"It was when he read the newspapers or magazines, went to the movies, or walked along the streets with crowds, that he felt what he wanted: to merge himself with others and be a part of this world, to lose himself in it so he could find himself, to be allowed a chance to live like others, even though he was black." Do you feel that you can lose yourself to find yourself, readers? What holds you back?
As a woman (and a feminist) I feel it is my duty to point out that while Wright eloquently depicts the struggles of being a black man in America, in doing so he frequently tramples on black women. I don't want to oversimplify this, because I think there are a lot of complicating factors when we look at the crossroads of race and gender, particularly within a severely oppressed and repressed race. That being said, here were a few lines with which I took umbrage:
- "A woman was a dangerous burden when a man was running away." oh REALLY? fine, then. leave without us.
- "That's a woman, always. You want to know something, then you run like a rabbit." oh yes. we're just a bunch of Ridiculous Rabbits, we women.
- "All I do is work, work like a dog! From morning till night. I ain't got no happiness. I ain't never had none. I just work. I'm black and I work and don't bother nobody..." This is a line from Bessie, and it reminded me a great deal of Beyoncé's Lemonade and the exploration of female blackness. Bessie REALLY drew the short straw in this book (and in life) and I felt for her.
(This is a new section I'm including when the spirit moves me. It refers to when a work reminds me of other works that came before or followed suit. I've made this version a guessing game - see if you can guess the novel based on the cropped cover art and the quotes I chose from Native Son to match!)
Year of Publication: 1866
"Could people tell he had done something wrong by the way he acted?"

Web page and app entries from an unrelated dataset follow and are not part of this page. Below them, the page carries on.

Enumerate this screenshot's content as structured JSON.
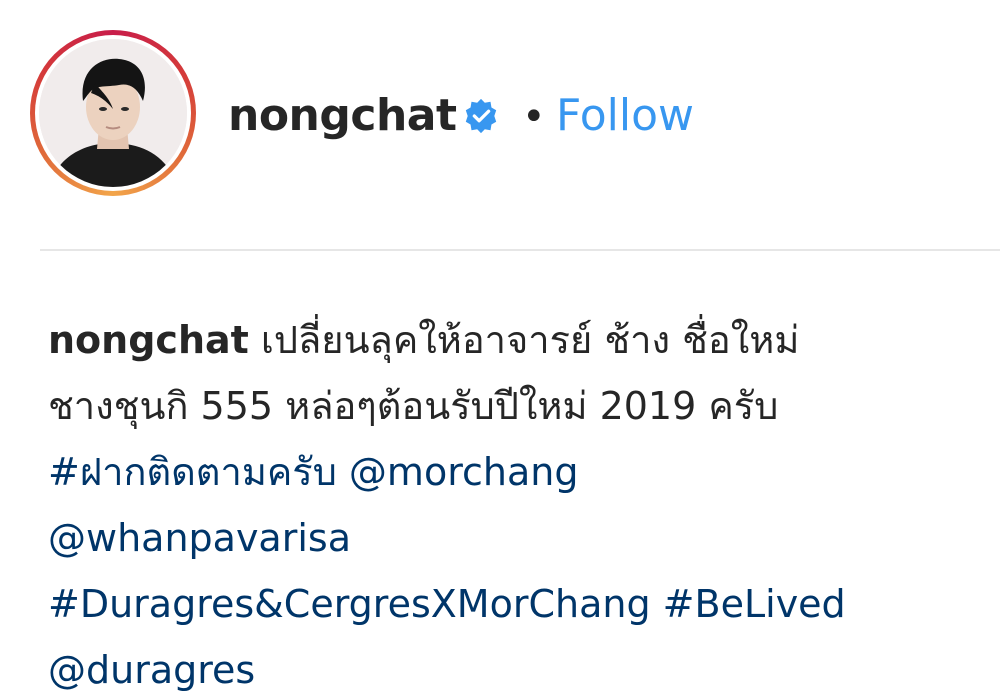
{
  "header": {
    "username": "nongchat",
    "separator": "•",
    "follow_label": "Follow"
  },
  "caption": {
    "username": "nongchat",
    "text_line1": "เปลี่ยนลุคให้อาจารย์ ช้าง ชื่อใหม่",
    "text_line2": "ชางชุนกิ 555 หล่อๆต้อนรับปีใหม่ 2019 ครับ",
    "tag_thai": "#ฝากติดตามครับ",
    "mention_morchang": "@morchang",
    "mention_whanpavarisa": "@whanpavarisa",
    "tag_duragres": "#Duragres&CergresXMorChang",
    "tag_belived": "#BeLived",
    "mention_duragres": "@duragres"
  },
  "icons": {
    "verified": "verified-badge-icon",
    "avatar": "profile-photo"
  },
  "colors": {
    "follow": "#3897f0",
    "verified": "#3897f0",
    "link": "#003569",
    "text": "#262626"
  }
}
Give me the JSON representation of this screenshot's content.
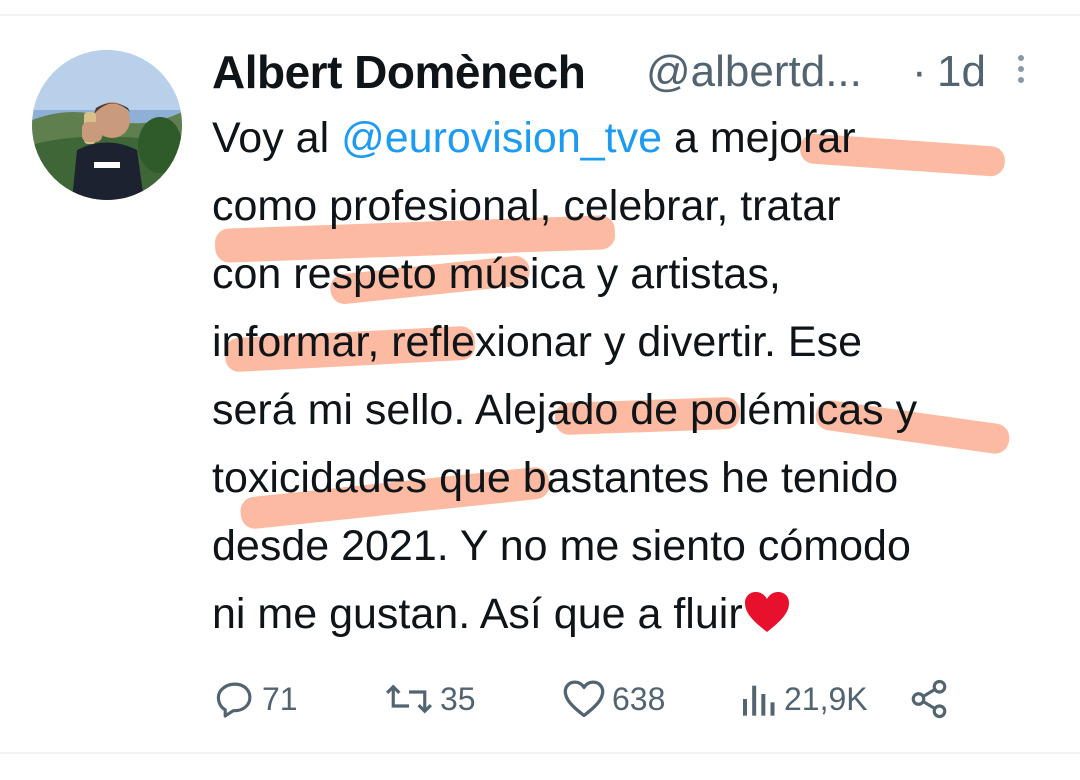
{
  "tweet": {
    "author_name": "Albert Domènech",
    "author_handle": "@albertd...",
    "separator": "·",
    "time": "1d",
    "text_parts": {
      "line1_a": "Voy al ",
      "line1_mention": "@eurovision_tve",
      "line1_b": " a mejorar",
      "line2": "como profesional, celebrar, tratar",
      "line3": "con respeto música y artistas,",
      "line4": "informar, reflexionar y divertir. Ese",
      "line5": "será mi sello. Alejado de polémicas y",
      "line6": "toxicidades que bastantes he tenido",
      "line7": "desde 2021. Y no me siento cómodo",
      "line8": "ni me gustan. Así que a fluir"
    },
    "emoji": "red-heart",
    "highlight_color": "#f88254"
  },
  "actions": {
    "replies": "71",
    "retweets": "35",
    "likes": "638",
    "views": "21,9K"
  },
  "colors": {
    "text": "#0f1419",
    "secondary": "#536471",
    "link": "#1d9bf0",
    "heart": "#e8112d"
  }
}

"During the last two days and nights he had lived so fast and hard that it was an effort to keep it all real in his mind."
ANSWER: Crime and Punishment by Fyodor Dostoyevsky
Year of Publication: 1932
"The knowledge that he had killed a white girl they loved and regarded as their symbol of beauty made him feel the equal of them, like a man who had been somehow cheated, but had now evened the score."
ANSWER: Light in August by William Faulkner
Year of Publication: 1937
"Why did he and his folks have to live like this? What had they ever done? Perhaps they had not done anything."
ANSWER: Their Eyes Were Watching God by Zora Neale Hurston
Native Son by Richard Wright - 1940
(Just to help you place it on the timeline)
Year of Publication: 1942
"He was not so much in a stupor, as in the grip of a deep physiological resolution not to react to anything."
"Was this the all, the meaning, the end?"
ANSWER: The Stranger by Albert Camus
Year of Publication: 1952
"Had he not done what they thought he never could? His being black and at the bottom of the world was something which he could take with a new-born strength."
Year of Publication: 1960
"What's the use? When folks say things like that about you, you whipped before you born. I'm black. I don't have to do nothing for 'em to get me."
ANSWER: To Kill a Mockingbird by Harper Lee
That line reminded me of this exchange, an all-time favorite I've referenced many times on this blob:
"Atticus, are we going to win it?"
"Simply because we were licked a hundred years before we started is no reason for us not to try to win."